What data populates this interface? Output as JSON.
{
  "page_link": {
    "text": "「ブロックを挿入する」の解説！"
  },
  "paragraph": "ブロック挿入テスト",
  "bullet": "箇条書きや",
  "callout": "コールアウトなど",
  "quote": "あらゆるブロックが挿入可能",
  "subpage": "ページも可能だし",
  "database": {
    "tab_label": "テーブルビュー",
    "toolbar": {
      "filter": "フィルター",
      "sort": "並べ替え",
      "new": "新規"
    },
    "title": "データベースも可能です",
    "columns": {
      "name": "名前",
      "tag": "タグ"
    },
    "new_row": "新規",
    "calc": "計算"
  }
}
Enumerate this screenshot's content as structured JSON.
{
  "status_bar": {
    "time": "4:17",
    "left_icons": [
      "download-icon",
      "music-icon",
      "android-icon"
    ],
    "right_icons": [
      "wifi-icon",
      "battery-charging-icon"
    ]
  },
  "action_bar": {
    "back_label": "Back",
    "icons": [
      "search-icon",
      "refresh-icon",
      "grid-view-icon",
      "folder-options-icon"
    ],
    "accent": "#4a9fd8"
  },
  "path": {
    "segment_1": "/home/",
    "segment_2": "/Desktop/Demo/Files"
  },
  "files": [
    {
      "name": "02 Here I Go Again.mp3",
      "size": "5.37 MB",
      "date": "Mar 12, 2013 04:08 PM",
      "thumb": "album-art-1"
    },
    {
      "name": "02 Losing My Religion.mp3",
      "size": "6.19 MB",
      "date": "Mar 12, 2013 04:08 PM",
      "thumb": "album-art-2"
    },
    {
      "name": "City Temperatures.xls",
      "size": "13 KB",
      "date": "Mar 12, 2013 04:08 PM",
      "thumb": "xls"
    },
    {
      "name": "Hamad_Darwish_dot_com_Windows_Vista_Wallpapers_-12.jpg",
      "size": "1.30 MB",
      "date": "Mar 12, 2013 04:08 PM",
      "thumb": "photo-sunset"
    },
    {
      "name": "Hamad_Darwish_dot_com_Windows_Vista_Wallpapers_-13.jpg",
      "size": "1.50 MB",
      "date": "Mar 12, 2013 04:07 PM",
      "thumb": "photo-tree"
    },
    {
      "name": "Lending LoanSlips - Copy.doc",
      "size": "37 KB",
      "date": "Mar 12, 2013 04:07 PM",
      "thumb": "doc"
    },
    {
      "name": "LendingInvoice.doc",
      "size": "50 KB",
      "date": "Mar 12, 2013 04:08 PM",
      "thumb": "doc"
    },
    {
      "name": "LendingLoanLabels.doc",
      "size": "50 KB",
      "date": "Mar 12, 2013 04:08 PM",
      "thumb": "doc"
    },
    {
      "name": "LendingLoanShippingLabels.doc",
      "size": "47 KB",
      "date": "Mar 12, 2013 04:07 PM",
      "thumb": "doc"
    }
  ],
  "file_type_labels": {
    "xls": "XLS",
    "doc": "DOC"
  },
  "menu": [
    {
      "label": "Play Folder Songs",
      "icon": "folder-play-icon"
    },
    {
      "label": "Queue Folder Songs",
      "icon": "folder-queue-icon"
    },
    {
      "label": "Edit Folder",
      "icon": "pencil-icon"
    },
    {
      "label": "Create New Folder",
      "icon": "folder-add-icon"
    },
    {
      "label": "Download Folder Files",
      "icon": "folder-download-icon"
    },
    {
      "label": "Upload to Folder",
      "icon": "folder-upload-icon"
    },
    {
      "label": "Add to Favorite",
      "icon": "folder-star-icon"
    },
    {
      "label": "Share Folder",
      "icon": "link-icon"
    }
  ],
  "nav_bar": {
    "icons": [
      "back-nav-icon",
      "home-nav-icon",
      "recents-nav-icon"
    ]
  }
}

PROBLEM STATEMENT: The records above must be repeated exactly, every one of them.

WRITTEN ANSWER:
What data populates this interface? Output as JSON.
{
  "page_link": {
    "text": "「ブロックを挿入する」の解説！"
  },
  "paragraph": "ブロック挿入テスト",
  "bullet": "箇条書きや",
  "callout": "コールアウトなど",
  "quote": "あらゆるブロックが挿入可能",
  "subpage": "ページも可能だし",
  "database": {
    "tab_label": "テーブルビュー",
    "toolbar": {
      "filter": "フィルター",
      "sort": "並べ替え",
      "new": "新規"
    },
    "title": "データベースも可能です",
    "columns": {
      "name": "名前",
      "tag": "タグ"
    },
    "new_row": "新規",
    "calc": "計算"
  }
}
Enumerate this screenshot's content as structured JSON.
{
  "status_bar": {
    "time": "4:17",
    "left_icons": [
      "download-icon",
      "music-icon",
      "android-icon"
    ],
    "right_icons": [
      "wifi-icon",
      "battery-charging-icon"
    ]
  },
  "action_bar": {
    "back_label": "Back",
    "icons": [
      "search-icon",
      "refresh-icon",
      "grid-view-icon",
      "folder-options-icon"
    ],
    "accent": "#4a9fd8"
  },
  "path": {
    "segment_1": "/home/",
    "segment_2": "/Desktop/Demo/Files"
  },
  "files": [
    {
      "name": "02 Here I Go Again.mp3",
      "size": "5.37 MB",
      "date": "Mar 12, 2013 04:08 PM",
      "thumb": "album-art-1"
    },
    {
      "name": "02 Losing My Religion.mp3",
      "size": "6.19 MB",
      "date": "Mar 12, 2013 04:08 PM",
      "thumb": "album-art-2"
    },
    {
      "name": "City Temperatures.xls",
      "size": "13 KB",
      "date": "Mar 12, 2013 04:08 PM",
      "thumb": "xls"
    },
    {
      "name": "Hamad_Darwish_dot_com_Windows_Vista_Wallpapers_-12.jpg",
      "size": "1.30 MB",
      "date": "Mar 12, 2013 04:08 PM",
      "thumb": "photo-sunset"
    },
    {
      "name": "Hamad_Darwish_dot_com_Windows_Vista_Wallpapers_-13.jpg",
      "size": "1.50 MB",
      "date": "Mar 12, 2013 04:07 PM",
      "thumb": "photo-tree"
    },
    {
      "name": "Lending LoanSlips - Copy.doc",
      "size": "37 KB",
      "date": "Mar 12, 2013 04:07 PM",
      "thumb": "doc"
    },
    {
      "name": "LendingInvoice.doc",
      "size": "50 KB",
      "date": "Mar 12, 2013 04:08 PM",
      "thumb": "doc"
    },
    {
      "name": "LendingLoanLabels.doc",
      "size": "50 KB",
      "date": "Mar 12, 2013 04:08 PM",
      "thumb": "doc"
    },
    {
      "name": "LendingLoanShippingLabels.doc",
      "size": "47 KB",
      "date": "Mar 12, 2013 04:07 PM",
      "thumb": "doc"
    }
  ],
  "file_type_labels": {
    "xls": "XLS",
    "doc": "DOC"
  },
  "menu": [
    {
      "label": "Play Folder Songs",
      "icon": "folder-play-icon"
    },
    {
      "label": "Queue Folder Songs",
      "icon": "folder-queue-icon"
    },
    {
      "label": "Edit Folder",
      "icon": "pencil-icon"
    },
    {
      "label": "Create New Folder",
      "icon": "folder-add-icon"
    },
    {
      "label": "Download Folder Files",
      "icon": "folder-download-icon"
    },
    {
      "label": "Upload to Folder",
      "icon": "folder-upload-icon"
    },
    {
      "label": "Add to Favorite",
      "icon": "folder-star-icon"
    },
    {
      "label": "Share Folder",
      "icon": "link-icon"
    }
  ],
  "nav_bar": {
    "icons": [
      "back-nav-icon",
      "home-nav-icon",
      "recents-nav-icon"
    ]
  }
}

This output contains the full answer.